Thursday, November 25, 2010
I Interview Playwrights Part 288: Lally Katz
I was born in Trenton New Jersey. But we moved to Miami when I was three, and then to Australia when I was eight and three quarters.
Q: Tell me about your upcoming play with the Production Company.
A: In the play, the internet has its own cities. They're cities you can physically go to. The city this play focuses on is Myspace New York. It's about this girl who leaves her hometown for Myspace New York, and when she gets there, she falls in love with someone who's not capable of being a true part of life anymore. The play follows her journey in Myspace New York. It's kind of a comedy and kind of a tragedy. Oliver Butler, the director from the Debate Society is directing it. He's really very brilliant. I'm loving working with him and the cast.
Q: What else are you working on?
A: I've got three premieres coming up in Australia next year, they're called 'A Golem Story', 'Neighbourhood Watch' (which is about the 84 year old Hungarian lady who lives across the street from me in Melbourne and is kind of my best friend and sometimes enemy) and 'Return to Earth'.
Q: How would characterize Australian theater?
A: Gosh, there are so many different kinds of Australian theatre. But I think that a lot of Australian theatre that really works kind of subtly sidles into what it's doing- so that you don't realise where it's going until it's there.
Q: Tell me, if you will, a story from your childhood that explains who you are as a writer or as a person.
A: Sorry this is really long!
When I was about fourteen years old, I want caving (spelunking) with my outdoor education class at high school. We repelled deep into this cave called the Punchbowl. It was dark and you had to negotiate your way down, wearing a headlamp, and bouncing off of and scrambling down a forty meter (don't know what that is in feet or yards) cave wall. Once in the cave, we went for all these adventures. In the dark. Through chambers full of bats. Sliding down a wall in a place called The Ballroom Chamber where it sounded like music was playing because of the voices of the bats. Over never ending holes in the ground, that you had to kind of edge around or jump over. After these adventures we went back to the base of the forty meter cave wall that we had repelled down. The only way up, was by climbing a very thin, shaky sort of silver metal and chain ladder. I was very scared about this. At the bottom of the ladder, was a sort of grave, made of rocks. Our teachers said this grave was fake and a joke that spelunkers had made. But the longer I was down there, at the bottom of the ladder, the more I began to feel that this grave was real.
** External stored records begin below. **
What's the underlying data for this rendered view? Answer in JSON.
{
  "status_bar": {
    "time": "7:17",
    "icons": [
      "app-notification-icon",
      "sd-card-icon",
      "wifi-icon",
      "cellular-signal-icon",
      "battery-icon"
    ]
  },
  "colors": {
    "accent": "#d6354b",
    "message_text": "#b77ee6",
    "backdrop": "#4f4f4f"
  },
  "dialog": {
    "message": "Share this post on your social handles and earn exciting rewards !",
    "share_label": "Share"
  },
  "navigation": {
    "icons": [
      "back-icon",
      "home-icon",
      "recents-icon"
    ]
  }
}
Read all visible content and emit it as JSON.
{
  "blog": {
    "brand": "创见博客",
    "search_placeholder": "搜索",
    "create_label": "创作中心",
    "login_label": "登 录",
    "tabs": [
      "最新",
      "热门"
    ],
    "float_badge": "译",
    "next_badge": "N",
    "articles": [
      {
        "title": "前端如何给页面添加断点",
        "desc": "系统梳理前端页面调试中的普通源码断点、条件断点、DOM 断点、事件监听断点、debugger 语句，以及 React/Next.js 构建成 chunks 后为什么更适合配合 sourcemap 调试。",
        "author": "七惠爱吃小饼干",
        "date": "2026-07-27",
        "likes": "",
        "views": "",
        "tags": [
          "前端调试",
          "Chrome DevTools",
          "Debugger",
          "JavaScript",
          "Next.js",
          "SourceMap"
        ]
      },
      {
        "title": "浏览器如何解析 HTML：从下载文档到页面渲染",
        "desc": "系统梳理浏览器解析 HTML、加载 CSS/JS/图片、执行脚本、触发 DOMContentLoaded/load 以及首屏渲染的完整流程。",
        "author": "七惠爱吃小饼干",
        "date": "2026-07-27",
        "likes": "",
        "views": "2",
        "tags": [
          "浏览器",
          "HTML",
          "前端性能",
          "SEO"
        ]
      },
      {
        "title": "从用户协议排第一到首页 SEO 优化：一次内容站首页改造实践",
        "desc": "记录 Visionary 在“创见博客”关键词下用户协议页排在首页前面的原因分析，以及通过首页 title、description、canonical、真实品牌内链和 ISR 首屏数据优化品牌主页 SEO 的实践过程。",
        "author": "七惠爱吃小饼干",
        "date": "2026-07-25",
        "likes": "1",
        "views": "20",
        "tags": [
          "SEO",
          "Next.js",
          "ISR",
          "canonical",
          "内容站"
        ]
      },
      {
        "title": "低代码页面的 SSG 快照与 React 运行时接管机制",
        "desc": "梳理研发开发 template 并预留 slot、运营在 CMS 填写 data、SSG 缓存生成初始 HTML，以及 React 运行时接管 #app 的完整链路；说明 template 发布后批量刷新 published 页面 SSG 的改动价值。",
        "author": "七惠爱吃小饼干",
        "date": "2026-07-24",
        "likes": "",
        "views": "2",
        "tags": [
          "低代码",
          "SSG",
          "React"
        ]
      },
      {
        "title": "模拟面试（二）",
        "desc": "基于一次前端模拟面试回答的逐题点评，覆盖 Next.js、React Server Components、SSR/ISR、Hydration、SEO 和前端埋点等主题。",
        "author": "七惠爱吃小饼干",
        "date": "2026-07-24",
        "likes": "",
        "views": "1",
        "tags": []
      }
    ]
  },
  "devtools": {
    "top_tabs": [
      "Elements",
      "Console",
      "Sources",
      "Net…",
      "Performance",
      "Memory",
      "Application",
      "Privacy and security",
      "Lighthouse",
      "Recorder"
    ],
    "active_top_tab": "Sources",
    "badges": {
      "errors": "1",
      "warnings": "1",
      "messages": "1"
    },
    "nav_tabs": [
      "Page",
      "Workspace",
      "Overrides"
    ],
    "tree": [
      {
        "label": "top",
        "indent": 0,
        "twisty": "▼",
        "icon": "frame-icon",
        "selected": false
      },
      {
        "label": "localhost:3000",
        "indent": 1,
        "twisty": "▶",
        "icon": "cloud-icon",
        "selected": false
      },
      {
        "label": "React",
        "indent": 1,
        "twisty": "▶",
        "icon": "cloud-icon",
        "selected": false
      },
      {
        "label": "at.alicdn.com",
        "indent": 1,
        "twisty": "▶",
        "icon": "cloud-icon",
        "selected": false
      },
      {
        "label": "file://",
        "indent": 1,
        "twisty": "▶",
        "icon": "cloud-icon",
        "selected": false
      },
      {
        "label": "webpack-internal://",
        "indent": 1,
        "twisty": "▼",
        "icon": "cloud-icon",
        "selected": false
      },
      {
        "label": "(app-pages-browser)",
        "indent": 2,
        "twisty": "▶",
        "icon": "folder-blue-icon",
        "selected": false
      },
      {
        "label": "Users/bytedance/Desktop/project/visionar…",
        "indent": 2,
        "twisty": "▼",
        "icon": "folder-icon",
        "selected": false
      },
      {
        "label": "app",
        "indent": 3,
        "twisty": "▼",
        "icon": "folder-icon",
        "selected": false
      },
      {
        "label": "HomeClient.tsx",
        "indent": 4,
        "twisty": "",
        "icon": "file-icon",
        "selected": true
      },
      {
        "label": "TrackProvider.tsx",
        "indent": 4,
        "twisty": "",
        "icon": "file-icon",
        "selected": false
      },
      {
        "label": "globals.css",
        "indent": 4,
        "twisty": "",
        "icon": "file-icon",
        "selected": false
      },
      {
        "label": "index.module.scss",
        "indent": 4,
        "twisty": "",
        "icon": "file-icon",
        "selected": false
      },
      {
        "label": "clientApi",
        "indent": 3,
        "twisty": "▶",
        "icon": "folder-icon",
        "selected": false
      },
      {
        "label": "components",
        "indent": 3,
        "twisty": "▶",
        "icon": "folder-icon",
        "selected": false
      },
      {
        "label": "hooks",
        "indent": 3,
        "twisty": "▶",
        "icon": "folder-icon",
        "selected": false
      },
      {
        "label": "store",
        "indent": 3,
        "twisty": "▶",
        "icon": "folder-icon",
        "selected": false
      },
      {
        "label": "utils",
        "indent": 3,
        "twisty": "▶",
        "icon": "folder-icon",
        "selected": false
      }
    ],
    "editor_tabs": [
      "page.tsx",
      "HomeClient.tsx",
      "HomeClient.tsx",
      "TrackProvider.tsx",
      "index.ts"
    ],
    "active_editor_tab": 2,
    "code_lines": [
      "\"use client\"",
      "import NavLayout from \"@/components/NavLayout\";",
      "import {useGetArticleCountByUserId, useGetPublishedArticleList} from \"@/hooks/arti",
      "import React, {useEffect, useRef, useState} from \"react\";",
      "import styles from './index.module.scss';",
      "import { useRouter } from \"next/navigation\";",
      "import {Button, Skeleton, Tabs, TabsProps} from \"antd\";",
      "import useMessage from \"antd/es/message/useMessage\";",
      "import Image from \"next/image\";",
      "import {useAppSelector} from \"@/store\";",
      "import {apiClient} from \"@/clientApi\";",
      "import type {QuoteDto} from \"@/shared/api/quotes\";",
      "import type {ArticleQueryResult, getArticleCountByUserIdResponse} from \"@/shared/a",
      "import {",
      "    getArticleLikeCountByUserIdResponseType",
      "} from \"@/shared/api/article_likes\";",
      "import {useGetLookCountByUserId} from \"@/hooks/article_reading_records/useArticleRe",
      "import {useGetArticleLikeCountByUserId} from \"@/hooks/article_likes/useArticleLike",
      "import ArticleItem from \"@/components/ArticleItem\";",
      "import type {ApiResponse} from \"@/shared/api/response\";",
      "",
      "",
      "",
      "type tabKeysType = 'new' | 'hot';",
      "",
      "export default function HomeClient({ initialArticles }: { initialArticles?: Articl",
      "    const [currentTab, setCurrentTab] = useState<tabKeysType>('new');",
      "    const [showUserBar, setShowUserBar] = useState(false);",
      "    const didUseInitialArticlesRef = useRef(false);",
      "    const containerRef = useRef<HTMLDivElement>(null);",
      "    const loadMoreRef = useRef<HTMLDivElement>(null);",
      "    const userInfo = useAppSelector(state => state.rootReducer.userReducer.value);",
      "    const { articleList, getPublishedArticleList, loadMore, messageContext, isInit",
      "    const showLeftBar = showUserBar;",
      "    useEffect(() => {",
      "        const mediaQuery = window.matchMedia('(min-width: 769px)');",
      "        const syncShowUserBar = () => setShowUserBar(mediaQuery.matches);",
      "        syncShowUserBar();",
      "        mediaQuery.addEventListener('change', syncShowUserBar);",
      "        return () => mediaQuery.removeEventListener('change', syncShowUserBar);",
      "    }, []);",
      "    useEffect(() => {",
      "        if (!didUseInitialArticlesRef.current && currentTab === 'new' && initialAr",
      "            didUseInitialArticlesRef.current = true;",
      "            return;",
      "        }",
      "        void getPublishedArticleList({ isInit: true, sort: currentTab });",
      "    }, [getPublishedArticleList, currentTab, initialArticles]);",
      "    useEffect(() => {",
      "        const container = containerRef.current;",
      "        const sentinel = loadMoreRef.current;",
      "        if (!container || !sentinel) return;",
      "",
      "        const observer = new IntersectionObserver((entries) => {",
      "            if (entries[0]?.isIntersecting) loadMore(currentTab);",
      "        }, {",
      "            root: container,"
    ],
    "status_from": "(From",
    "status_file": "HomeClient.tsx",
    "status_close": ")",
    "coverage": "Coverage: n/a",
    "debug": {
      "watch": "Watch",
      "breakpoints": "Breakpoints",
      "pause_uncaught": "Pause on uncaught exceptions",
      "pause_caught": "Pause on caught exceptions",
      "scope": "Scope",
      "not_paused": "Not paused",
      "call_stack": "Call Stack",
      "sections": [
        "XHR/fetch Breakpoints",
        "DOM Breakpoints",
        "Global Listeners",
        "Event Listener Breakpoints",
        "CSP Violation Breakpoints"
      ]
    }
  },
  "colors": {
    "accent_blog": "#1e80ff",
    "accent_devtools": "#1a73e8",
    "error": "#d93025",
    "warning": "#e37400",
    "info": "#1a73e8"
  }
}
I started to think that the grave was for this half bat, half man creature that now roamed the cave, looking for young girls as victims. I got more and more frightened. It became kind of an intense claustrophobic feeling.
When it finally came my turn to climb up the ladder, I was terrified. I was pretty sure I would fall down it and die. But I was sure that if I didn't climb it, then the I would be killed by the creature from the grave.
When I finally reached the top of the cave wall, I sat down, so relieved, in the opening of the cave. It was mostly closed in, but from the top, I could see the sky and all the bright, bright stars. I guess I was kind of halluncinating. Because when I sat there, watching the remaining students climbing from the pitch black, up out of the cave, I would see the light of the headtorches gliding over the cave walls. And I could, so clearly and realistically painted into the cavewalls portraits of young women. Their faces, their expressions, their personality. And I knew these were the young women that this half bat, half man had kept in the cave, sacrificing so that he could taste life and light. I was so sure it was real.
When I got home, I wrote about this giant bat/man creature sacrificing a girl in the cave. For some reason, I decided to write it as a play. I'd never written a play before. But it just seemed right. I haven't stopped writing plays since then.
Q: If you could change one thing about theater, what would it be?
A: I guess I would change it so that mainstream theater was made for audiences of all different ages, of all different demographics and that we trusted that audiences wanted to launch off into places they haven't been.
Q: Who are or were your theatrical heroes?
A: Here are just some- I have more- but it will start getting crazy if I list all the people and companies I admire in theatre: Mac Wellman, Robyn Nevin, Caryl Churchill, Thorton Wilder
Q: What kind of theater excites you?
A: It doesn't matter what style it is. As long as it's true to itself, has a pulsating heart that you can feel, and that humbles you, changes you, challenges you.
Q: What advice do you have for playwrights just starting out?
A: Just put on a play. Get anyone you can- even if the only people you can find aren't quite right- just get them and put something on. That's how you learn. By seeing and hearing your work. Also, see as much theatre as you can. Go and see all the theatre- every different type as often as possible. Also, read your own work outloud to someone you trust- it helps you to know exactly what it is, what parts work and what parts need work.
Q: Plugs, please:
A: Plug for 'Goodbye New York, Goodbye Heart' at the Here Center: